Let us look at an architecture that automatically processes data for quality even before it lands. This is quite different from the choice where data is piped into a landing zone and traditionally assessed for quality. Often data comes in at higher velocity as it deserves processing in real-time.

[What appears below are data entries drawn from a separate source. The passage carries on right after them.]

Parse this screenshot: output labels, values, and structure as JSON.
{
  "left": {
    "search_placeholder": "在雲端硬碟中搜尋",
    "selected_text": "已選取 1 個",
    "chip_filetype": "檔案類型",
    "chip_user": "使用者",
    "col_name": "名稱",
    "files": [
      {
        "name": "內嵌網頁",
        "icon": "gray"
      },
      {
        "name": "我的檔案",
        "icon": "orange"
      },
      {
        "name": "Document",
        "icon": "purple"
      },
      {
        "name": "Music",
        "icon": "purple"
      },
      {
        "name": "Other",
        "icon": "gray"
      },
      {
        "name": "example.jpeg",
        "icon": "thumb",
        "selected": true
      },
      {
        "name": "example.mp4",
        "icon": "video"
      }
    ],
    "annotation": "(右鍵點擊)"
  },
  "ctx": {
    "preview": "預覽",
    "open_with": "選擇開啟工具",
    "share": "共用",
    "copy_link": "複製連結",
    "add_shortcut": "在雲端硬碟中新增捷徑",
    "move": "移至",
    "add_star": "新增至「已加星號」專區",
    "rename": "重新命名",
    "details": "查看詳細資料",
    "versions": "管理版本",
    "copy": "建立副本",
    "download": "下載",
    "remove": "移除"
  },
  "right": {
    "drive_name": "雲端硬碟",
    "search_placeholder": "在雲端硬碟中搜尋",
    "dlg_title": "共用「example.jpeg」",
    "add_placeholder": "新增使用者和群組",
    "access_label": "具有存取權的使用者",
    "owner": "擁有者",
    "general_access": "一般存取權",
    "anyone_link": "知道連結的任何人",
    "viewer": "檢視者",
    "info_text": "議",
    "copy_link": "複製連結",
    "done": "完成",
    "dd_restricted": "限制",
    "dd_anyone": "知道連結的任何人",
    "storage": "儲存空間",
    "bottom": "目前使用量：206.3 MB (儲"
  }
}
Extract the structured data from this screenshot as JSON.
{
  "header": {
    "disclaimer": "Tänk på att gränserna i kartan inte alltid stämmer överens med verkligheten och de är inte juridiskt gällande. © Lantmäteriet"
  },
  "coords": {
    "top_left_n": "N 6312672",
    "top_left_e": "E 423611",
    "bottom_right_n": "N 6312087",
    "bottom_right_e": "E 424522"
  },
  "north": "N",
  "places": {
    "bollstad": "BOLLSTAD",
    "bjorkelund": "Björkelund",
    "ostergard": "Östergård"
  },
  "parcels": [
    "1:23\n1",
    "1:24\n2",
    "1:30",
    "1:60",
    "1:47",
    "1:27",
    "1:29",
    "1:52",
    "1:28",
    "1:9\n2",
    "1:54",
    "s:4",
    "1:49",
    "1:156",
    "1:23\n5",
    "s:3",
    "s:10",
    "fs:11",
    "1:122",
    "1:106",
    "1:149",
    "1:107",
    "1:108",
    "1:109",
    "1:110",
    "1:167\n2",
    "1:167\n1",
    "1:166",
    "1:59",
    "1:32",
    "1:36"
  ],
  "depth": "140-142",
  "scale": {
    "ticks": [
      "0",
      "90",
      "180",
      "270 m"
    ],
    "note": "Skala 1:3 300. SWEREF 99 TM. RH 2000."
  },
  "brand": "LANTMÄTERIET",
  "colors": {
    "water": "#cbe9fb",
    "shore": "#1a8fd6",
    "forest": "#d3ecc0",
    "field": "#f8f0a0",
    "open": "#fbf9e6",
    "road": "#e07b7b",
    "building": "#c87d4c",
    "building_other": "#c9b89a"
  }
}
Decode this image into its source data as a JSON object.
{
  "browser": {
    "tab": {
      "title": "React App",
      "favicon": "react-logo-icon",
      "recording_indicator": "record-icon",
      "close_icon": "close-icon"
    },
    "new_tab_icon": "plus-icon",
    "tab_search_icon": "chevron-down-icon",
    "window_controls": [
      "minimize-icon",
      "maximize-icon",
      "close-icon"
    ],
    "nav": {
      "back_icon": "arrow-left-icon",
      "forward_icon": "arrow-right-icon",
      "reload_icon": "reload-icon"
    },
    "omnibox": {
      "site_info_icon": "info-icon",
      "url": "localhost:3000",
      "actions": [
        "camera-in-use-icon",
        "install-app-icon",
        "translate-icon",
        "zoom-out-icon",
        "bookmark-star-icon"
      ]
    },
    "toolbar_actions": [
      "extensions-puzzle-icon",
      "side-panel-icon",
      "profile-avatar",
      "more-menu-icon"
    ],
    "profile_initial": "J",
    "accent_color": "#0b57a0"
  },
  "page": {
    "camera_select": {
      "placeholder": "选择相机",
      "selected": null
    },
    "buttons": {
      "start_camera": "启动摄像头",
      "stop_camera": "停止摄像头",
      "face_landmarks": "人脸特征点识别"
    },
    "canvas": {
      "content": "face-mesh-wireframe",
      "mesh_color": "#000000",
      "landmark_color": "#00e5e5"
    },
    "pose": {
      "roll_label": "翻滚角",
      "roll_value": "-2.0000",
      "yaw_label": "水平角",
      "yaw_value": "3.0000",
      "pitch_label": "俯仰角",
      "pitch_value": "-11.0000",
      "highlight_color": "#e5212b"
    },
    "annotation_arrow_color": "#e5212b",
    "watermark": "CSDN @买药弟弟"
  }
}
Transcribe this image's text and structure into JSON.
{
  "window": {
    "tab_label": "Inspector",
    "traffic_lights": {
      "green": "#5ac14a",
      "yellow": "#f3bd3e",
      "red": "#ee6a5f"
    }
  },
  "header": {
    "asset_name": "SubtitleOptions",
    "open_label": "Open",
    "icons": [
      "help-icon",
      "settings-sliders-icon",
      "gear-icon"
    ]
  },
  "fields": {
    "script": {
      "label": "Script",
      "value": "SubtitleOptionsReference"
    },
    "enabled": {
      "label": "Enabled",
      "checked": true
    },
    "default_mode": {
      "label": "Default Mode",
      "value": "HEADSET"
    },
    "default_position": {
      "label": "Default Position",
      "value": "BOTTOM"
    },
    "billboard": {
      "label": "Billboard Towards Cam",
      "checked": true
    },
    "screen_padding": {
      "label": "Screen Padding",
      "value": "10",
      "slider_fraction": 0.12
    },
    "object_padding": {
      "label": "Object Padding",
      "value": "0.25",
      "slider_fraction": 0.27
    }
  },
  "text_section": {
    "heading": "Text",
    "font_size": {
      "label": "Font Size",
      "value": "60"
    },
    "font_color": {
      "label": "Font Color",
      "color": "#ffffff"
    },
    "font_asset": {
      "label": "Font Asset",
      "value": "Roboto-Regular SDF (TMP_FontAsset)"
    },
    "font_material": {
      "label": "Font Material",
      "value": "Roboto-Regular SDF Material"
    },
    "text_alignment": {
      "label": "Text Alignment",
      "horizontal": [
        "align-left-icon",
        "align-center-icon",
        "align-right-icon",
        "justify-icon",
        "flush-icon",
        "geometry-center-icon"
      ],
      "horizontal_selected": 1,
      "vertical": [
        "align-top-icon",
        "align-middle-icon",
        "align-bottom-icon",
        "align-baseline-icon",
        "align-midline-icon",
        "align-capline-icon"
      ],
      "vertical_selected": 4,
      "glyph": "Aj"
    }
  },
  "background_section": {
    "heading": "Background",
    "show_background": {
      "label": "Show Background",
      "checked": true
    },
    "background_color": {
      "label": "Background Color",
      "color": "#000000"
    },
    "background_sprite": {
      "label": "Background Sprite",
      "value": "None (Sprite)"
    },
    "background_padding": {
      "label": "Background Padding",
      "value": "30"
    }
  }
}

At the same time, characteristics of high velocity can be coupled with quality management.
- Create a customer application that captures customer demography details
- Declare 2 consuming applications — one for MDM and the other for the analytical sandbox.
- Run an incremental quality analysis on arriving data from the online portal where customers are registering themselves for a product
- Run a data quality test on arriving data using ksql using consistency and validity data quality rules
- Send notifications back to customers, based on validation results
- Capture the metrics in the dashboard for visualization
Note — The choice of the stack has been chosen to be native rather than using Kafkaconnect.
- Instantiate a stream of customer data using Python
I am using Faker to generate customer data while also using attributes name, address, phone number, job, email, date of birth. I have used IntelliJ to run the scripts.
Note: In the project -structure, modify the Project SDK to Python 3.6. Also install the packages — Faker 5.8.0, coverage 5.4, kafka-python 2.0.2, pip 21.0.1, pymongo 3.11.2, python-dateutil 2.8.1, setuptools 52.0.0, six 1.15.0, text-unidecode 1.3 1.3
Start a new Python script named data.py and import Faker
from faker import Faker
fake = Faker()
if __name__ == "__main__":
2. Install Confluent Kafka & create Topic
Confluent platform trial can be downloaded from the link — https://docs.confluent.io/platform/current/quickstart/ce-quickstart.html
confluent local services start
Your output should resemble something like below
Zookeeper is [UP]
Kafka is [UP]
Starting Schema Registry
Schema Registry is [UP]
Starting Kafka REST
Kafka REST is [UP]
Connect is [UP]
Starting KSQL Server
KSQL Server is [UP]
Starting Control Center
Control Center is [UP]
The first step upon getting the services up is to create a topic custchannel.
kafka-topics — bootstrap-server localhost:9092 — topic custchannel — create
3. Create a producer using Python, that sends data continuously
Create a new Python script named producer_cust_ch.py and import JSON, time.sleep, and KafkaProducer from our brand new Kafka-Python library.
from time import sleep
from json import dumps
from kafka import KafkaProducer
Then initialize a Kafka producer
- bootstrap_servers=[‘localhost:9092’]: sets the host and port the producer should contact to bootstrap initial cluster metadata.
- value_serializer=lambda x: dumps(x).encode(‘utf-8’): a function that states the way data is to be serialized before sending to the broker. Here, we convert the data to a JSON file and encode it to utf-8.
producer = KafkaProducer(bootstrap_servers=['localhost:9092'],
The code below will create customer records from the method defined earlier using Faker in step-1. Let us generate customer records in an infinite loop, while you can terminate the producer anytime from the UI. In the same loop, data will be piped to the producer using the send method.
if __name__ == "__main__":
while 1 == 1:
registered_user = get_registered_user()